▶ _WHAT IS NEEDED_
Below is a block of records. Copy every line in it that contains the word "content".

Component data from apps and pages
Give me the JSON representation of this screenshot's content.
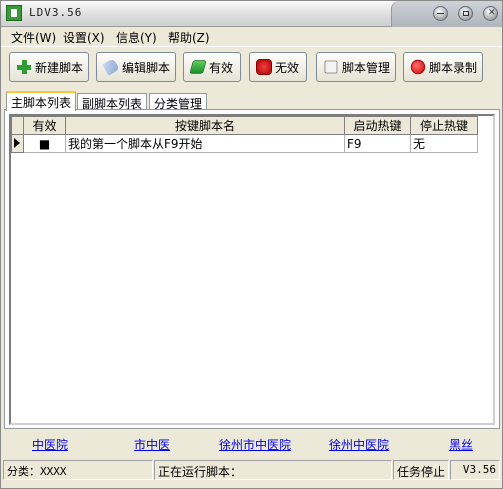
{
  "window": {
    "title": "LDV3.56"
  },
  "menu": [
    {
      "label": "文件(W)"
    },
    {
      "label": "设置(X)"
    },
    {
      "label": "信息(Y)"
    },
    {
      "label": "帮助(Z)"
    }
  ],
  "toolbar": {
    "new_label": "新建脚本",
    "edit_label": "编辑脚本",
    "enable_label": "有效",
    "disable_label": "无效",
    "manage_label": "脚本管理",
    "record_label": "脚本录制"
  },
  "tabs": [
    {
      "label": "主脚本列表"
    },
    {
      "label": "副脚本列表"
    },
    {
      "label": "分类管理"
    }
  ],
  "grid": {
    "columns": [
      "有效",
      "按键脚本名",
      "启动热键",
      "停止热键"
    ],
    "rows": [
      {
        "valid": "■",
        "name": "我的第一个脚本从F9开始",
        "start_key": "F9",
        "stop_key": "无"
      }
    ]
  },
  "links": [
    {
      "label": "中医院"
    },
    {
      "label": "市中医"
    },
    {
      "label": "徐州市中医院"
    },
    {
      "label": "徐州中医院"
    },
    {
      "label": "黑丝"
    }
  ],
  "status": {
    "category": "分类：XXXX",
    "running": "正在运行脚本：",
    "task": "任务停止",
    "version": "V3.56"
  }
}
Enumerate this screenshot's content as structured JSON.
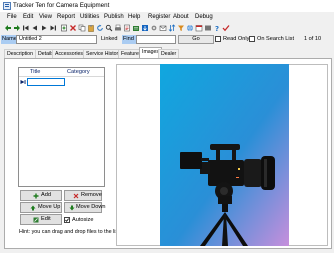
{
  "window": {
    "title": "Tracker Ten for Camera Equipment"
  },
  "menu": [
    "File",
    "Edit",
    "View",
    "Report",
    "Utilities",
    "Publish",
    "Help",
    "Register",
    "About",
    "Debug"
  ],
  "toolbar_icons": [
    "back-arrow-icon",
    "forward-arrow-icon",
    "first-record-icon",
    "previous-record-icon",
    "next-record-icon",
    "last-record-icon",
    "new-record-icon",
    "delete-record-icon",
    "copy-icon",
    "paste-icon",
    "refresh-icon",
    "find-icon",
    "print-icon",
    "report-icon",
    "export-icon",
    "import-icon",
    "options-icon",
    "email-icon",
    "sort-icon",
    "filter-icon",
    "web-icon",
    "calendar-icon",
    "barcode-icon",
    "help-icon",
    "tick-icon"
  ],
  "record_bar": {
    "name_label": "Name",
    "name_value": "Untitled 2",
    "linked_label": "Linked",
    "find_label": "Find",
    "find_value": "",
    "go_label": "Go",
    "read_only_label": "Read Only",
    "on_search_list_label": "On Search List",
    "record_position": "1 of 10"
  },
  "tabs": [
    "Description",
    "Details",
    "Accessories",
    "Service History",
    "Features",
    "Images",
    "Dealer"
  ],
  "active_tab": "Images",
  "image_list": {
    "columns": [
      "Title",
      "Category"
    ],
    "rows": [
      {
        "title": "",
        "category": ""
      }
    ]
  },
  "buttons": {
    "add": "Add",
    "remove": "Remove",
    "move_up": "Move Up",
    "move_down": "Move Down",
    "edit": "Edit",
    "autosize": "Autosize"
  },
  "autosize_checked": true,
  "hint": "Hint: you can drag and drop files to the list.",
  "colors": {
    "label_blue": "#aaccf2",
    "photo_blue": "#1fa6d8",
    "photo_pink": "#c58fd9",
    "selection_blue": "#0078d7"
  }
}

▶ _ANSWER TO THIS TASK_
Give me the JSON representation of this screenshot's content.
Enumerate this screenshot's content as structured JSON.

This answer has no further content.